(2) Claim of Lack of Secrecy
Another claim then advanced was that the atomic information transmitted to the Soviet Union was not secret.
Koski's testimony that the information contained in Exhibits 2, 6 and 7 was secret was challenged by a scientist who contended that this information was widely known and published throughout the entire world.
The petitioner branded Dr. Koski's testimony as false and argued that the classification by the government of the material was capricious and arbitrary. Although petitioner's scientist did not refer expressly to Exhibit 8 as he did to 2, 6 and 7, it is abundantly clear from his opinion,
and his counsel's oral argument
that the attack on the secrecy extended to all the atomic information. With respect to this claim of nonsecrecy, petitioner alleged that "the detail of the atom bomb is trivial technically and most inconsequential as a secret,"
and in conclusion urged:
"5) The 'secret' which David Greenglass allegedly transmitted to the U.S.S.R. was no secret at all to any explosive expert.
"6) The ability of any country to produce an atomic bomb rests upon its ability to mobilize the hundreds of thousands of scientists, technicians and laborers and its ability to make available the vast industrial plant required.

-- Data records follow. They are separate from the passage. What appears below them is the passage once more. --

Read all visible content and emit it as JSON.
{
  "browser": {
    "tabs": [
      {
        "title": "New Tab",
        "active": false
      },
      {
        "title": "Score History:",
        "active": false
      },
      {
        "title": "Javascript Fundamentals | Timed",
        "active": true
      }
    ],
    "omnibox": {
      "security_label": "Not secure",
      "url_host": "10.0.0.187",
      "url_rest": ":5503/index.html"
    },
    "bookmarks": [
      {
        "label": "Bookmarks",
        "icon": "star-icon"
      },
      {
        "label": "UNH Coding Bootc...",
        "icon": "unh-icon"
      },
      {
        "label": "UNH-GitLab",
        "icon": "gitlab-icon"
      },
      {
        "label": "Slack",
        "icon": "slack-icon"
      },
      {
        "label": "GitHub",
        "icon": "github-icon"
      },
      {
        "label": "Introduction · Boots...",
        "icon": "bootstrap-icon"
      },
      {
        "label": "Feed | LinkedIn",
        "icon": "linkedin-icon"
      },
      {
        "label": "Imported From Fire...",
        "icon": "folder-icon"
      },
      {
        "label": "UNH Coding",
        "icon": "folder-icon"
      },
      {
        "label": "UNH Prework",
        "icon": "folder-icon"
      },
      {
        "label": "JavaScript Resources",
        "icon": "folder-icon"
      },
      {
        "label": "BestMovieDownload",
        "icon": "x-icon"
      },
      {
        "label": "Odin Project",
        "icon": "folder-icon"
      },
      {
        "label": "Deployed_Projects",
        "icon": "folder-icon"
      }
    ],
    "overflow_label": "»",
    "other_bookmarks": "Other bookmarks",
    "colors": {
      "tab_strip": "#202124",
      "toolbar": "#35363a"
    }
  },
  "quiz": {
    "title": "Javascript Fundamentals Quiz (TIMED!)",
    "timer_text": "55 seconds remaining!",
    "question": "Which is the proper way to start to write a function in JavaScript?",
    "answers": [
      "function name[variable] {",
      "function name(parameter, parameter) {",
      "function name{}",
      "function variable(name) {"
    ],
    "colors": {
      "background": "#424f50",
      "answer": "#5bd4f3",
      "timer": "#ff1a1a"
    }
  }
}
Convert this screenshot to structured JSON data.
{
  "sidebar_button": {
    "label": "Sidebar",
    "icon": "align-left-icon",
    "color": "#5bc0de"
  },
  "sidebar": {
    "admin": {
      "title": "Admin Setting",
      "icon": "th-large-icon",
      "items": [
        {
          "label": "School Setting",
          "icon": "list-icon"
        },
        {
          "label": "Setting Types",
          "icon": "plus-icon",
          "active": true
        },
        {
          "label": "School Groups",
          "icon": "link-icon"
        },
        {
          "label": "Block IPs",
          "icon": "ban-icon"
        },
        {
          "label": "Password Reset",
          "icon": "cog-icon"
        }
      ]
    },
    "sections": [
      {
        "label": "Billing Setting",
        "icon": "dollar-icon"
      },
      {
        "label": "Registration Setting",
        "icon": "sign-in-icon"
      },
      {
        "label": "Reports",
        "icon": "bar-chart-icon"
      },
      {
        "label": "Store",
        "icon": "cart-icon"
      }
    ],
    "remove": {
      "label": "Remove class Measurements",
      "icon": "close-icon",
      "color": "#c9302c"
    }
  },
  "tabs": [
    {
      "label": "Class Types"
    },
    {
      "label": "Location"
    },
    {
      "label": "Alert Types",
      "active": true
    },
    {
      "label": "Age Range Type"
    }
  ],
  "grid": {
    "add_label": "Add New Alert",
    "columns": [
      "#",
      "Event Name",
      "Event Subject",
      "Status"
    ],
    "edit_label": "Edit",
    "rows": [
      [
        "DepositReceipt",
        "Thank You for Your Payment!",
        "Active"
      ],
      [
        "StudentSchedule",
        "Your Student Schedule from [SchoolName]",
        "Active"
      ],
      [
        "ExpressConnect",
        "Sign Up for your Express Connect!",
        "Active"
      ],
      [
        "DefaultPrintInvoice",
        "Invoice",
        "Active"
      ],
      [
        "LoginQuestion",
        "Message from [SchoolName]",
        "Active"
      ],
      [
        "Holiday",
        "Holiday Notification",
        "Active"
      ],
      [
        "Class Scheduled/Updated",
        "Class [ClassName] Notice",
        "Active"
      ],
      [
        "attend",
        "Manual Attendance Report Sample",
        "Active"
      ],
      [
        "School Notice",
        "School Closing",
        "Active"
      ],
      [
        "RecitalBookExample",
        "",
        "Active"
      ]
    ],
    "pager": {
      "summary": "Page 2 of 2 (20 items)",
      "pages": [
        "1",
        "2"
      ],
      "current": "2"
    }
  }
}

It does not rest on stealing the 'secrets' of the United States."
(3) Claim of Lack of Value to the Soviet Union